The saying goes that a parent knows best. When it comes to detecting deterioration in their child—and triggering the question ‘Could this be sepsis?’ in a clinician—that instinct can prove lifesaving.
To honour World Sepsis Day, the team behind the Could this be sepsis? program hosted an education session focussing on the power of the consumer voice in raising awareness about sepsis.
The highlight of the session was a consumer panel featuring three people that are using their experiences with the illness to influence action.
Mary Steele is one of the important consumer voices, sharing the heartbreaking story that lead to her role as a consumer representative on the Statewide Sepsis Steering Committee.

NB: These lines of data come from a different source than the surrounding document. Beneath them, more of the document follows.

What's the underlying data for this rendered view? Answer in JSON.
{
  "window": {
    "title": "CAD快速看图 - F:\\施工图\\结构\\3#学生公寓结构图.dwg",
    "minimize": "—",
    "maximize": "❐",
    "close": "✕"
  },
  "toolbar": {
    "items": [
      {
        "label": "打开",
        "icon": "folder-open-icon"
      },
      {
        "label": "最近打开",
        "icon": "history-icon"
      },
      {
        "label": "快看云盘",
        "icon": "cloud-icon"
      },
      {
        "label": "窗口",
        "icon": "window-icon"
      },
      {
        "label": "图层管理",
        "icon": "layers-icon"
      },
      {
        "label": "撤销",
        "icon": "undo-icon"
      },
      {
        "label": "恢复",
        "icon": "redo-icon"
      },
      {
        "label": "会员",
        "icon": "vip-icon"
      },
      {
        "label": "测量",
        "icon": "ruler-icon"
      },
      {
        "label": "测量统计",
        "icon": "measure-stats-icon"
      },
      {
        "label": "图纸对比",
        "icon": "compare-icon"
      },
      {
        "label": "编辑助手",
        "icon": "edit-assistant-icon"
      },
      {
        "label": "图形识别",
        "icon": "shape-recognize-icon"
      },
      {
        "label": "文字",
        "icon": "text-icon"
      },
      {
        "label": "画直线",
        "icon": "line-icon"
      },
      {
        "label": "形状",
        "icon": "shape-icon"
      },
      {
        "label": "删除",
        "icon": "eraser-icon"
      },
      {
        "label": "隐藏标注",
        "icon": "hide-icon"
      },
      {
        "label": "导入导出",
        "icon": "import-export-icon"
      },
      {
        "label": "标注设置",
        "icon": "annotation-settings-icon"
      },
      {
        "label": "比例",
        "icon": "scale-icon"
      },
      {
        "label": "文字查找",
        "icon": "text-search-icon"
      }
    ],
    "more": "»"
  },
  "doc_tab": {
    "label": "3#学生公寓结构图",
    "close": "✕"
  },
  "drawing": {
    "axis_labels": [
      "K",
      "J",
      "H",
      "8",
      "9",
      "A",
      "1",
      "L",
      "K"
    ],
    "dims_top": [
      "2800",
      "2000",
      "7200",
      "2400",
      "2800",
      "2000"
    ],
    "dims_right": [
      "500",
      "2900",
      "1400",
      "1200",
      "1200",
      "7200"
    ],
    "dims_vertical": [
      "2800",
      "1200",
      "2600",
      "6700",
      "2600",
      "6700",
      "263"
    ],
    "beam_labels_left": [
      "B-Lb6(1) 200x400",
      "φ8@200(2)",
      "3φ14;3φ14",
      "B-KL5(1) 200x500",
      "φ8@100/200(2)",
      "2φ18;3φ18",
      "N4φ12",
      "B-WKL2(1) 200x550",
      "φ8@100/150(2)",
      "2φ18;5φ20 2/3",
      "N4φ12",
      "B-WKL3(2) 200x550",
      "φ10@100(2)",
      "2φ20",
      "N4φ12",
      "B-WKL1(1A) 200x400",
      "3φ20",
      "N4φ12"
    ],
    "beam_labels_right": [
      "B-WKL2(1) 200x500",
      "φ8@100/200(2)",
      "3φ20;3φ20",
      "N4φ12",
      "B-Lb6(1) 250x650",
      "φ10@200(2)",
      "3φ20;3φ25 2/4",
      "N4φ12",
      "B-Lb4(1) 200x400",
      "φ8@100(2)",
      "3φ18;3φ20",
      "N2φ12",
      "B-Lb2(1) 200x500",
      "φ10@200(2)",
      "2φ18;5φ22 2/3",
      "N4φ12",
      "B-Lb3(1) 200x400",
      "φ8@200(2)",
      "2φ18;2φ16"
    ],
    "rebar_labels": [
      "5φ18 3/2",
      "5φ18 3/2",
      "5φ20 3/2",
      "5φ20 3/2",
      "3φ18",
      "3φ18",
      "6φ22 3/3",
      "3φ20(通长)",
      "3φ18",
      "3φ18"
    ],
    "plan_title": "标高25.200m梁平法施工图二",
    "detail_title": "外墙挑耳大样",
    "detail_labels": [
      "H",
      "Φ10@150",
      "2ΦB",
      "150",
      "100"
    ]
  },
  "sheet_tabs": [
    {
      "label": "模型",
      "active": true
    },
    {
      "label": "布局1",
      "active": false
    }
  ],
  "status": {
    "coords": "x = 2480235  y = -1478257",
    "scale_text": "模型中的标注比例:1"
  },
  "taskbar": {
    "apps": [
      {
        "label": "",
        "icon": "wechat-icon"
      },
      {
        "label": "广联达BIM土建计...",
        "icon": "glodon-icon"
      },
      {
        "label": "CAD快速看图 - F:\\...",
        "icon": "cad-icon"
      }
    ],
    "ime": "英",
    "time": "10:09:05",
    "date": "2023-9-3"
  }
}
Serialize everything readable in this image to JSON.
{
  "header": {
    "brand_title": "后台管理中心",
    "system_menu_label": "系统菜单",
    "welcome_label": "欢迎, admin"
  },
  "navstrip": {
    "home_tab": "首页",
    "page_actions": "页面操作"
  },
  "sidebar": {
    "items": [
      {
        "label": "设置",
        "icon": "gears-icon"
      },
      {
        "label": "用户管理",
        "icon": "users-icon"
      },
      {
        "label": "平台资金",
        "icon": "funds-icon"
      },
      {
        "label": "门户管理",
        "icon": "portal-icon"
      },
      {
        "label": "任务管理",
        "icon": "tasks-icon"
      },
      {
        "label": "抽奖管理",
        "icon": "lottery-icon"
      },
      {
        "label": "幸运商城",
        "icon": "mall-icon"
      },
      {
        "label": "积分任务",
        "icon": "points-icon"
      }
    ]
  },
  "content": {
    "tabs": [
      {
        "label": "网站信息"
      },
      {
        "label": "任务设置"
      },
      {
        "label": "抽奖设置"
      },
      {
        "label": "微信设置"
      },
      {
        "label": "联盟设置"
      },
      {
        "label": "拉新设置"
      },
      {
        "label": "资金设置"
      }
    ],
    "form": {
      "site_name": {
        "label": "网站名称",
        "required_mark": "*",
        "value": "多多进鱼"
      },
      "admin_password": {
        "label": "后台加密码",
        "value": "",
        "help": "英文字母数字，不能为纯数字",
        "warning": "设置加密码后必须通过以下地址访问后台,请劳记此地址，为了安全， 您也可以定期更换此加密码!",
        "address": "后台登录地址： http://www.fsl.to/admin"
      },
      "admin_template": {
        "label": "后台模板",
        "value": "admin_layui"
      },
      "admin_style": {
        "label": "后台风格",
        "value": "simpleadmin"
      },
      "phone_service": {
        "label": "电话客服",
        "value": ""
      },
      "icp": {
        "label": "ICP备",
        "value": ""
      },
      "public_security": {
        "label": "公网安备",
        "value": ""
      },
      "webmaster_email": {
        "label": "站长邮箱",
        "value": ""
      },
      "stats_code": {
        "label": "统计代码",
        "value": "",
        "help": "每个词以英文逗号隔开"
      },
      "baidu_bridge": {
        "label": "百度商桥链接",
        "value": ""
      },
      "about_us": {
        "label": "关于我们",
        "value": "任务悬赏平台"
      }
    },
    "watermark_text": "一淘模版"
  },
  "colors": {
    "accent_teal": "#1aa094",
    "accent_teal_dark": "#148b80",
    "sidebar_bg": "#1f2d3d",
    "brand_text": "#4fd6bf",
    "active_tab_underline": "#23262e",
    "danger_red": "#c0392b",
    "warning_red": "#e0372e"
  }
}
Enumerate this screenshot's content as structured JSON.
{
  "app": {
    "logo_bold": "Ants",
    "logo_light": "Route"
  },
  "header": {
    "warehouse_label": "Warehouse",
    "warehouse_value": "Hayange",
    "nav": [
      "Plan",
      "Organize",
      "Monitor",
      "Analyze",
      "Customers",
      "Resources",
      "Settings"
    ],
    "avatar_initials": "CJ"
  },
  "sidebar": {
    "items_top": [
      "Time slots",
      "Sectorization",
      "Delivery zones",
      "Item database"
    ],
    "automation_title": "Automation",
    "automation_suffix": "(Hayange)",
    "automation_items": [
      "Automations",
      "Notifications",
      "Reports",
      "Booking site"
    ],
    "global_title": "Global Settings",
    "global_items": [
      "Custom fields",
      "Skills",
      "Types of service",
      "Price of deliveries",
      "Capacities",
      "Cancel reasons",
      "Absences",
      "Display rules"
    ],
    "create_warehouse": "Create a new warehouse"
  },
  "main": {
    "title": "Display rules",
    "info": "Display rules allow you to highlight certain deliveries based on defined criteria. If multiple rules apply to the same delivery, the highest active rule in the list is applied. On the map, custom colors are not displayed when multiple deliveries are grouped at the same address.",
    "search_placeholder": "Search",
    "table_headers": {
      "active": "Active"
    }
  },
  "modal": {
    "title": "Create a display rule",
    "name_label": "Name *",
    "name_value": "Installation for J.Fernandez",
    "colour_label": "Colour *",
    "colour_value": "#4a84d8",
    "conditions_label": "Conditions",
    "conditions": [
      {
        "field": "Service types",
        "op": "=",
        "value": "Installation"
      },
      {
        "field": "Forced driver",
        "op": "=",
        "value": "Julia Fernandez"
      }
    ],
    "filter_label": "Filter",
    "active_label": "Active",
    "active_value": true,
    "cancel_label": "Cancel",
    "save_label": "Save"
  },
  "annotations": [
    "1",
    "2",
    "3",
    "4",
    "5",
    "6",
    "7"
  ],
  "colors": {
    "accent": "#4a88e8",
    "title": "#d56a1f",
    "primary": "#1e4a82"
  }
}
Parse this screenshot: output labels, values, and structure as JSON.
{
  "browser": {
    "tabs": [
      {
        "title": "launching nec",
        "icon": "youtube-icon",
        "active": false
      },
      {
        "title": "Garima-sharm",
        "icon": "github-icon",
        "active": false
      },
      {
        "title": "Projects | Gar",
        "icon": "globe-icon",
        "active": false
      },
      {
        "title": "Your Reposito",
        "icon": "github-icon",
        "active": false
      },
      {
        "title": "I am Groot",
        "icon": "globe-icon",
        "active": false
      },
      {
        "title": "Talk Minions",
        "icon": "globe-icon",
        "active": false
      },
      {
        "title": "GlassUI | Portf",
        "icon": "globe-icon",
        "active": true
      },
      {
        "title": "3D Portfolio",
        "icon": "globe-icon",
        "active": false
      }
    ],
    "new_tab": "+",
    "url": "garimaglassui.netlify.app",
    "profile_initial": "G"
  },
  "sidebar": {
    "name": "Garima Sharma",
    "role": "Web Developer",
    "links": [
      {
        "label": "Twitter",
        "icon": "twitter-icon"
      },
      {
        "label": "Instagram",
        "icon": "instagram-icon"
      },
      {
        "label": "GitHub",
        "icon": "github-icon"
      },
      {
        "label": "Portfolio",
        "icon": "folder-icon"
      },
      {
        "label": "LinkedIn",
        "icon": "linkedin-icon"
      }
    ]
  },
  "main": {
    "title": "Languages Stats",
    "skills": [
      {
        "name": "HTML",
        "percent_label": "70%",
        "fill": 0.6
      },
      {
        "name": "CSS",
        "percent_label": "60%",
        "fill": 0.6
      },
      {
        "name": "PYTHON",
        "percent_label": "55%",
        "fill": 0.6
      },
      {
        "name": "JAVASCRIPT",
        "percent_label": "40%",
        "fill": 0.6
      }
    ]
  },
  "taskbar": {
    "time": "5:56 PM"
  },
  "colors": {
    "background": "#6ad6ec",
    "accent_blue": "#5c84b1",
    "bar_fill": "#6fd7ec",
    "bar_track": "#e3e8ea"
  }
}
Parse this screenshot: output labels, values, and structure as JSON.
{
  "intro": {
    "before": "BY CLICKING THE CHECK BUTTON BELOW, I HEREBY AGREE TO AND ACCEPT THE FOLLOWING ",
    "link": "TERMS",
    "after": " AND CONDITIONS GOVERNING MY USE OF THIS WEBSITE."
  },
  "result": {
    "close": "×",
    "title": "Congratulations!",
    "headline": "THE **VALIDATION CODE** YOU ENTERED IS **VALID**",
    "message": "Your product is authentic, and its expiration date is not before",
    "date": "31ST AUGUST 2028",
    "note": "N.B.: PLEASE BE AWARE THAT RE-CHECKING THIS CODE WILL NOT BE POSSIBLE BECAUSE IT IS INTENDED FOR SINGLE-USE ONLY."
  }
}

In 2003, her 2 ½ year-old son, Preston, was diagnosed with pneumonia, which caused an acute lung injury. This injury allowed a secondary bacterium to take hold which lead to sepsis. Within hours, her brave little boy passed away.
'You know your child better than anyone. It is critical that you share with health professionals what you believe and know about your child,' she said.
'Don’t be afraid to ask the doctor or nurse to look deeper.'
Ms Steele was joined by Matthew Ames and Damian Jones at the education session where they shared their experiences to keep sepsis in the front of mind among clinicians.
At least 18,000 Australians are diagnosed with sepsis every year, with around 5,000 losing their lives. For those that survive, half are left with a disability or impaired function that also impacts their family and friends, and the community.
To improve outcomes, community awareness of the signs and symptoms of sepsis—together with time-critical recognition and appropriate management by health care providers—is essential.
For more information and resources, visit the Could this be sepsis? program page.